Tankersley named dean of the newly formed Spadoni College of Education and Social Sciences at CCU
“The University is fortunate to have someone as skilled as Dr. Tankersley in this position,” said Daniel Ennis, Ph.D., CCU’s provost and vice president for academic affairs. “Being a founding dean is a unique challenge, as that person can help establish the culture and reputation of the college. With her experience as a department chair, associate dean, and associate provost, Dr. Tankersley is well prepared for this task. As far as I know, Dr. Tankersley is the only CCU dean ever to win the Student Government Association Professor of the Year award as a member of the faculty, so I am sure teaching excellence will be a hallmark of her administration.”
This newly organized academic college includes more than 1,000 students within undergraduate programs in anthropology and geography, early childhood education, elementary education, middle level education, physical education, political science, sociology, and special education. The college also offers a number of graduate degree programs, including a Ph.D. in education, Ed.S. degrees in instructional technology and educational leadership, M.Ed. programs in educational leadership, instructional technology, special education, and language, literacy, and culture, and an M.A.T. in secondary education.
“I’m looking forward to working with and learning from faculty, staff, and students in the new college,” Tankersley said. “I am excited to be their advocate and champion, and to help this new college grow and succeed.”
As dean, Tankersley will also oversee a number of academic institutes and programs within the college, including the Call Me MISTER program, the Dalton and Linda Floyd Family Mentoring Program, the Edgar Dyer Institute for Leadership and Public Policy, the Social Justice Research Initiative, the South Carolina Teaching Fellows program, the Teacher Cadet program, and the LIFE program.
“The disciplines that are coming together to form the new Spadoni College have much more in common than meets the eye,” Tankersley said. “At their root, they are interested in questions of how humans develop not only as individuals, but as members of communities and societies. They examine ways in which we generate and share knowledge to advance collective goals. They offer solutions for negotiating difference and conflict, for building understanding and cooperation.
“My vision for the expanded college is to take these existing connections and nurture them, with the goal of building a multidisciplinary community that values critical thinking, creative problem-solving, and a shared mission to serve the public good. I want our faculty, staff, and students to be recognized as ambassadors to the broader community as they study, research, and seek solutions to the day-to-day problems we face in society.
According to Tankersley, the expanded college is brimming with opportunity, and is comprised of some of the best professors, most accomplished scholars, and engaged students on campus.
“Faculty are already connecting across shared interests, from social justice to education policy to community development,” Tankersley said. “These multidisciplinary partnerships will seed new programs, new courses, and new experiences for our students, preparing them to become leaders, not just on our campus, but wherever their professional and personal lives take them.

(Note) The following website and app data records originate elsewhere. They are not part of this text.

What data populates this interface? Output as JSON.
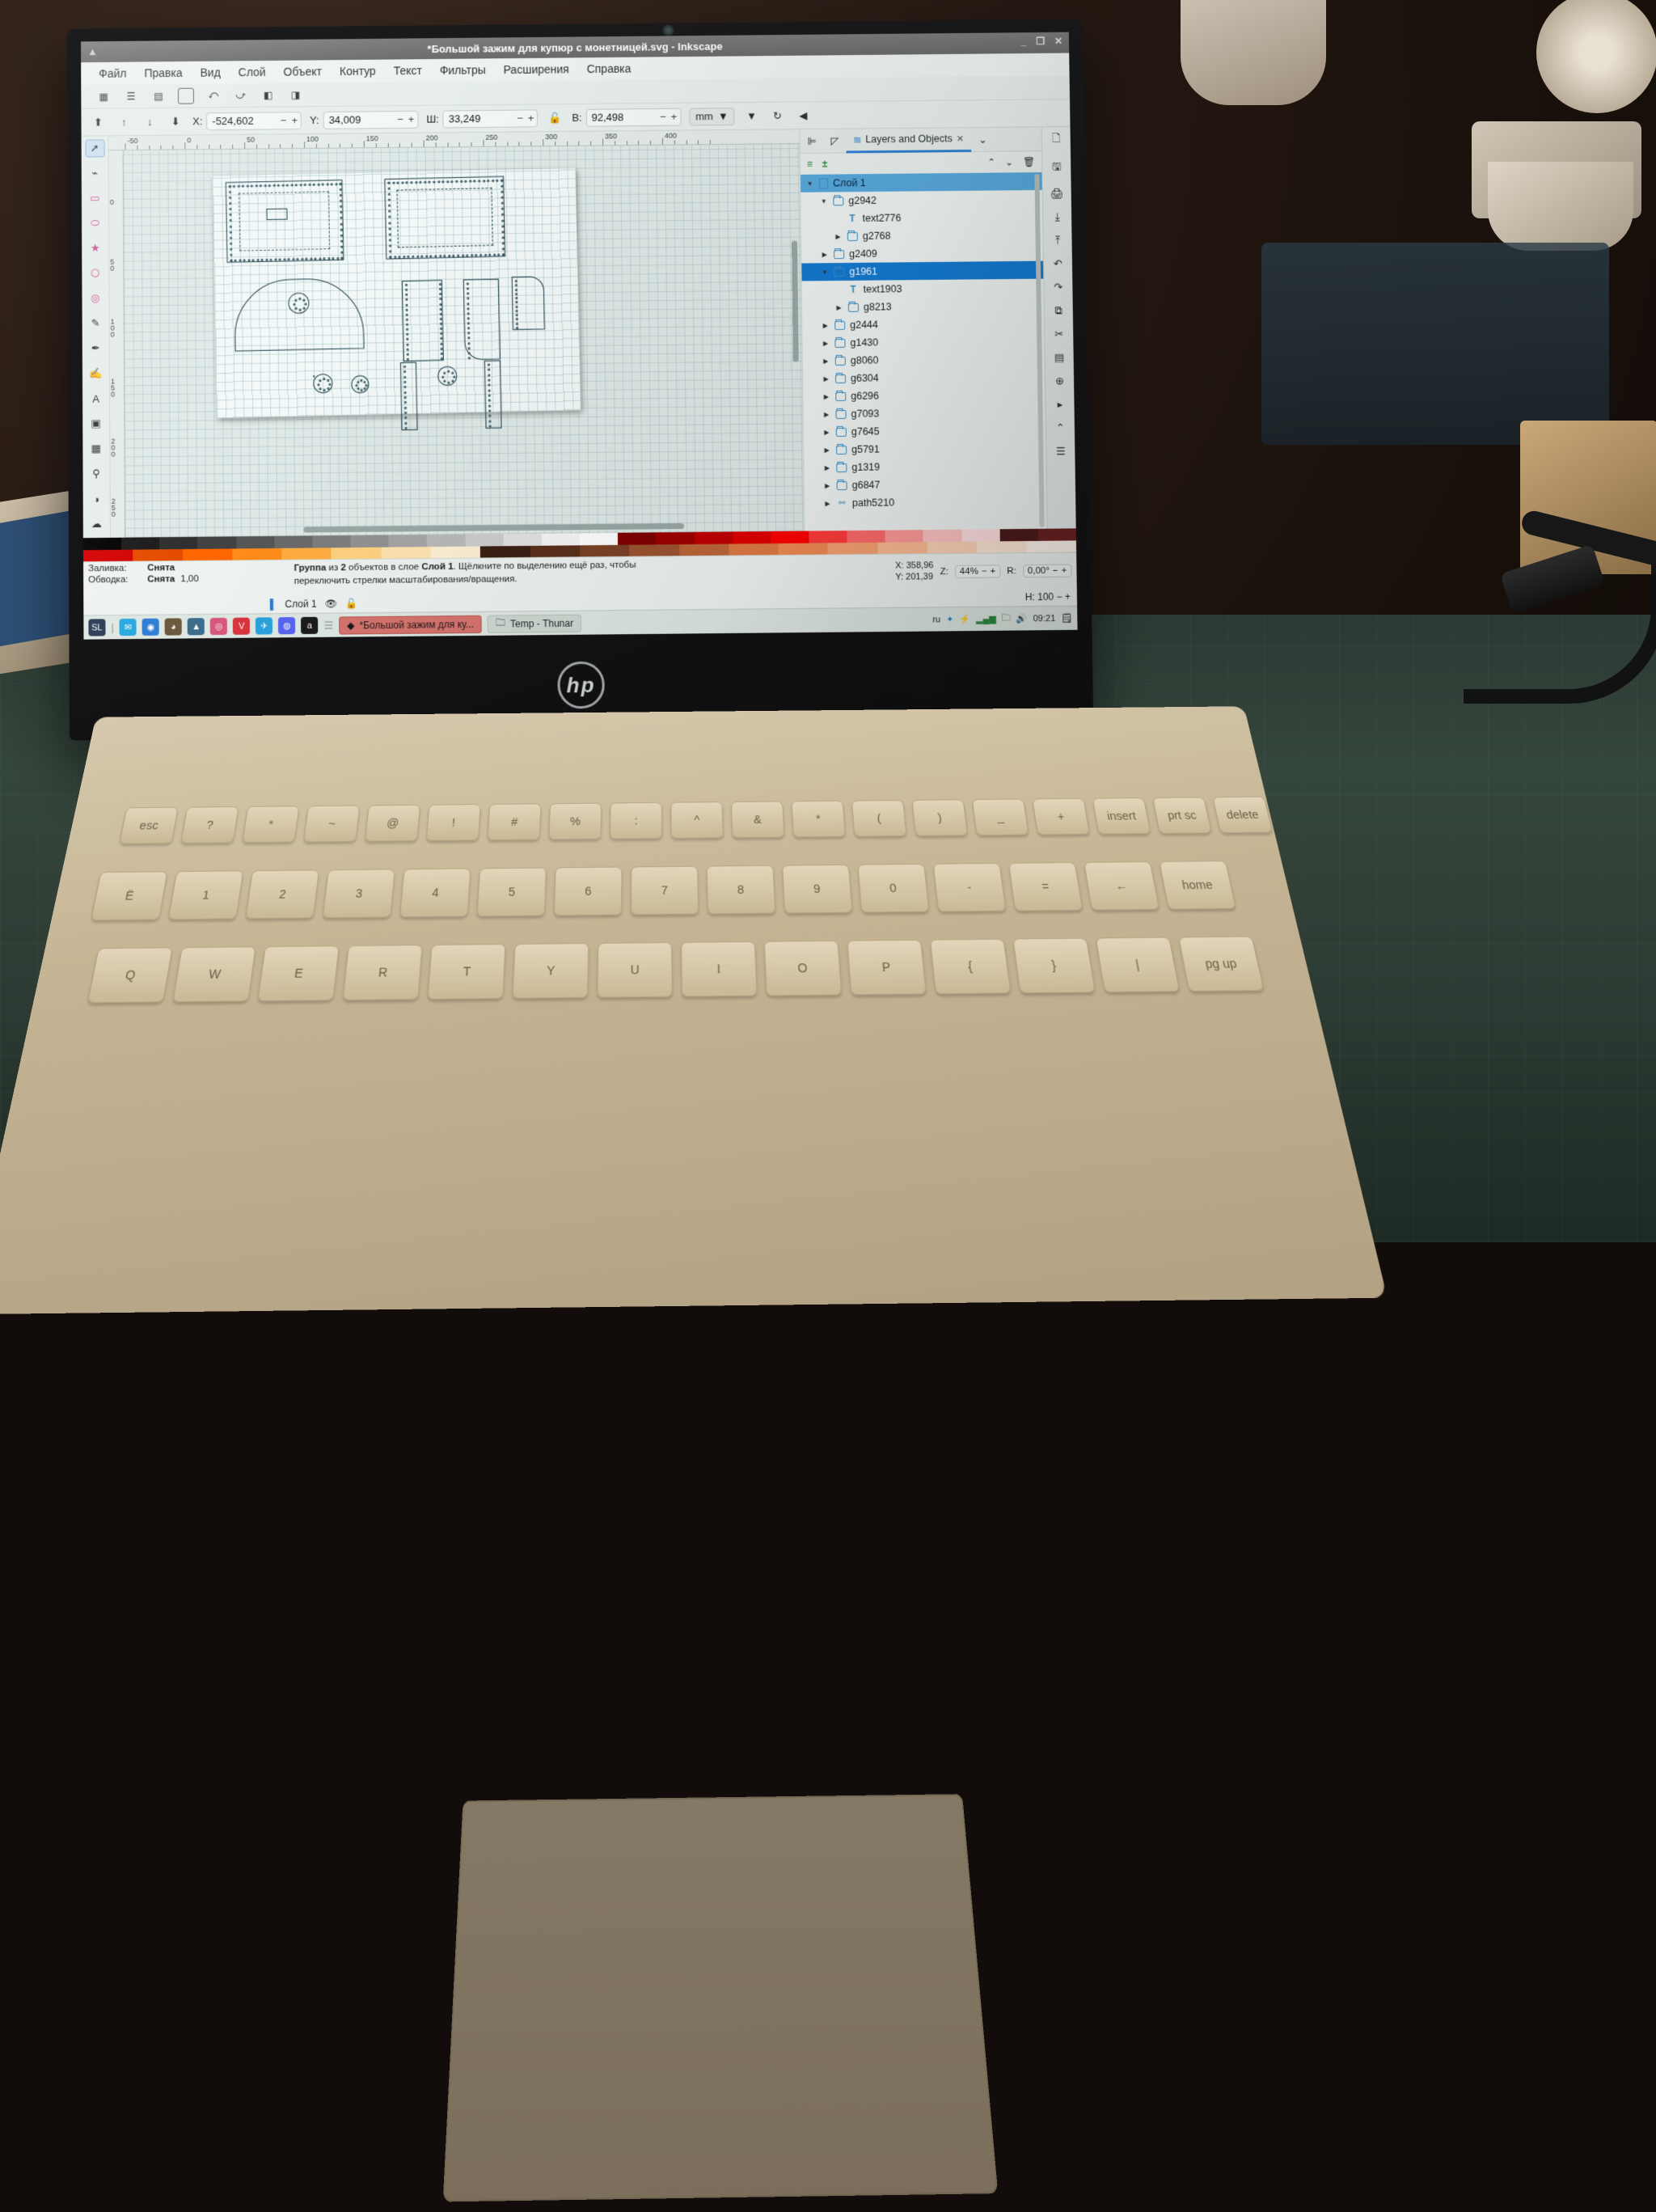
{
  "window": {
    "title": "*Большой зажим для купюр с монетницей.svg - Inkscape",
    "btn_minimize": "_",
    "btn_maximize": "❐",
    "btn_close": "✕",
    "collapse_arrow": "▲"
  },
  "menu": [
    "Файл",
    "Правка",
    "Вид",
    "Слой",
    "Объект",
    "Контур",
    "Текст",
    "Фильтры",
    "Расширения",
    "Справка"
  ],
  "toolbar": {
    "x_label": "X:",
    "x_value": "-524,602",
    "y_label": "Y:",
    "y_value": "34,009",
    "w_label": "Ш:",
    "w_value": "33,249",
    "h_label": "B:",
    "h_value": "92,498",
    "units": "mm",
    "minus": "−",
    "plus": "+",
    "lock_icon": "🔓",
    "overflow_arrow": "▼",
    "rotate_icon": "↻",
    "panel_arrow": "◀"
  },
  "rulers": {
    "h_ticks": [
      "-50",
      "0",
      "50",
      "100",
      "150",
      "200",
      "250",
      "300",
      "350",
      "400"
    ],
    "v_ticks": [
      "0",
      "50",
      "100",
      "150",
      "200",
      "250"
    ]
  },
  "dock": {
    "tabs": [
      {
        "label": "",
        "icon": "align-icon",
        "active": false
      },
      {
        "label": "",
        "icon": "pencil-icon",
        "active": false
      },
      {
        "label": "Layers and Objects",
        "icon": "layers-icon",
        "active": true,
        "close": "✕"
      }
    ],
    "chevron": "⌄",
    "tools": {
      "new_layer_icon": "≡",
      "add_layer_icon": "±",
      "move_up_icon": "⌃",
      "move_down_icon": "⌄",
      "delete_icon": "🗑"
    },
    "tree": [
      {
        "label": "Слой 1",
        "depth": 0,
        "type": "layer",
        "expanded": true,
        "selected": "light"
      },
      {
        "label": "g2942",
        "depth": 1,
        "type": "group",
        "expanded": true,
        "selected": "none"
      },
      {
        "label": "text2776",
        "depth": 2,
        "type": "text",
        "expanded": null,
        "selected": "none"
      },
      {
        "label": "g2768",
        "depth": 2,
        "type": "group",
        "expanded": false,
        "selected": "none"
      },
      {
        "label": "g2409",
        "depth": 1,
        "type": "group",
        "expanded": false,
        "selected": "none"
      },
      {
        "label": "g1961",
        "depth": 1,
        "type": "group",
        "expanded": true,
        "selected": "strong"
      },
      {
        "label": "text1903",
        "depth": 2,
        "type": "text",
        "expanded": null,
        "selected": "none"
      },
      {
        "label": "g8213",
        "depth": 2,
        "type": "group",
        "expanded": false,
        "selected": "none"
      },
      {
        "label": "g2444",
        "depth": 1,
        "type": "group",
        "expanded": false,
        "selected": "none"
      },
      {
        "label": "g1430",
        "depth": 1,
        "type": "group",
        "expanded": false,
        "selected": "none"
      },
      {
        "label": "g8060",
        "depth": 1,
        "type": "group",
        "expanded": false,
        "selected": "none"
      },
      {
        "label": "g6304",
        "depth": 1,
        "type": "group",
        "expanded": false,
        "selected": "none"
      },
      {
        "label": "g6296",
        "depth": 1,
        "type": "group",
        "expanded": false,
        "selected": "none"
      },
      {
        "label": "g7093",
        "depth": 1,
        "type": "group",
        "expanded": false,
        "selected": "none"
      },
      {
        "label": "g7645",
        "depth": 1,
        "type": "group",
        "expanded": false,
        "selected": "none"
      },
      {
        "label": "g5791",
        "depth": 1,
        "type": "group",
        "expanded": false,
        "selected": "none"
      },
      {
        "label": "g1319",
        "depth": 1,
        "type": "group",
        "expanded": false,
        "selected": "none"
      },
      {
        "label": "g6847",
        "depth": 1,
        "type": "group",
        "expanded": false,
        "selected": "none"
      },
      {
        "label": "path5210",
        "depth": 1,
        "type": "path",
        "expanded": false,
        "selected": "none"
      }
    ]
  },
  "status": {
    "fill_label": "Заливка:",
    "fill_value": "Снята",
    "stroke_label": "Обводка:",
    "stroke_value": "Снята",
    "stroke_width": "1,00",
    "opacity_label": "H:",
    "opacity_value": "100",
    "minus": "−",
    "plus": "+",
    "layer_name": "Слой 1",
    "eye_icon": "👁",
    "lock_icon": "🔓",
    "message_line1_bold1": "Группа",
    "message_line1_mid": " из ",
    "message_line1_bold2": "2",
    "message_line1_rest": " объектов в слое ",
    "message_line1_bold3": "Слой 1",
    "message_line1_tail": ". Щёлкните по выделению ещё раз, чтобы",
    "message_line2": "переключить стрелки масштабирования/вращения.",
    "pointer_x_label": "X:",
    "pointer_x": "358,96",
    "pointer_y_label": "Y:",
    "pointer_y": "201,39",
    "zoom_label": "Z:",
    "zoom_value": "44%",
    "rotate_label": "R:",
    "rotate_value": "0,00°"
  },
  "tray": {
    "keyboard_layout": "ru",
    "bluetooth_icon": "bluetooth-icon",
    "battery_icon": "battery-icon",
    "network_icon": "network-icon",
    "archive_icon": "archive-icon",
    "volume_icon": "volume-icon",
    "clock": "09:21",
    "clipboard_icon": "clipboard-icon"
  },
  "taskbar": {
    "launchers": [
      "SL",
      "chat-icon",
      "browser-icon",
      "owl-icon",
      "hat-icon",
      "firefox-icon",
      "vivaldi-icon",
      "telegram-icon",
      "discord-icon",
      "amazon-icon"
    ],
    "tasks": [
      {
        "label": "*Большой зажим для ку...",
        "active": true,
        "icon": "inkscape-icon"
      },
      {
        "label": "Temp - Thunar",
        "active": false,
        "icon": "folder-icon"
      }
    ]
  },
  "laptop": {
    "brand": "hp",
    "keys_row1": [
      "esc",
      "?",
      "*",
      "~",
      "@",
      "!",
      "#",
      "%",
      ":",
      "^",
      "&",
      "*",
      "(",
      ")",
      "_",
      "+",
      "insert",
      "prt sc",
      "delete"
    ],
    "keys_row2": [
      "Ё",
      "1",
      "2",
      "3",
      "4",
      "5",
      "6",
      "7",
      "8",
      "9",
      "0",
      "-",
      "=",
      "←",
      "home"
    ],
    "keys_row3": [
      "Q",
      "W",
      "E",
      "R",
      "T",
      "Y",
      "U",
      "I",
      "O",
      "P",
      "{",
      "}",
      "|",
      "pg up"
    ]
  },
  "colors": {
    "accent": "#1479d0",
    "tab_underline": "#2d7fd1",
    "selection_light": "#57a8dc",
    "task_active": "#d7746e"
  },
  "palette_row1": [
    "#000000",
    "#1a1a1a",
    "#2e2e2e",
    "#424242",
    "#565656",
    "#6a6a6a",
    "#7e7e7e",
    "#929292",
    "#a6a6a6",
    "#bababa",
    "#cecece",
    "#e2e2e2",
    "#f6f6f6",
    "#ffffff",
    "#800000",
    "#a00000",
    "#c00000",
    "#e00000",
    "#ff0000",
    "#ff3b3b",
    "#ff6b6b",
    "#ff9a9a",
    "#ffc4c4",
    "#ffe0e0",
    "#4d1a1a",
    "#6b2222"
  ],
  "palette_row2": [
    "#d40000",
    "#e54b00",
    "#ff6600",
    "#ff8c1a",
    "#ffae42",
    "#ffd27f",
    "#ffe3b0",
    "#fff0d4",
    "#3a1f14",
    "#5a2f1c",
    "#7b4226",
    "#9c5430",
    "#bd663a",
    "#de7844",
    "#f08a52",
    "#f7a272",
    "#fcbb95",
    "#fed3b7",
    "#ffe7d6",
    "#fff4ec"
  ]
}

“The political scientist Arthur Lupia writes that the fundamental work of social science is to improve quality of life. Horace Mann, the great American educator and advocate, considered education to be the ‘balance wheel of the social machinery.’ Bringing this set of disciplines together will give our faculty and students new avenues for their own work and personal and professional interests.”
As associate provost, Tankersley was responsible for the development and execution of strategic initiatives for academic innovation and excellence that enhance the University’s mission; and the development and advocacy of policies and programs to ensure that faculty are successful in their teaching, scholarly, and leadership endeavors.
Tankersley’s background at CCU also includes serving as associate dean of the Thomas W. and Robin W. Edwards College of Humanities and Fine Arts, where she was responsible for curriculum and program development and assessment; execution and evaluation of special projects and initiatives; and recruitment and orientation of new freshman and transfer students.
During her four-year tenure as chair of the Department of Politics, she promoted and managed growth of the department as it doubled in size; led faculty in deepening and expanding their commitment to high-impact learning practices; and founded the Edgar Dyer Institute for Leadership and Public Policy, an endowed teaching and research center focused on solving the policy problems of the community and the region.
Tankersley is a graduate of the HERS Bryn Mawr Summer Institute, an immersive professional development program for women leaders in higher education. A native of Alabama, she earned a master’s degree in public policy from Georgetown University and a Ph.D. in political science from the University of Georgia. She graduated Phi Beta Kappa with a bachelor’s degree in political science from Birmingham-Southern College.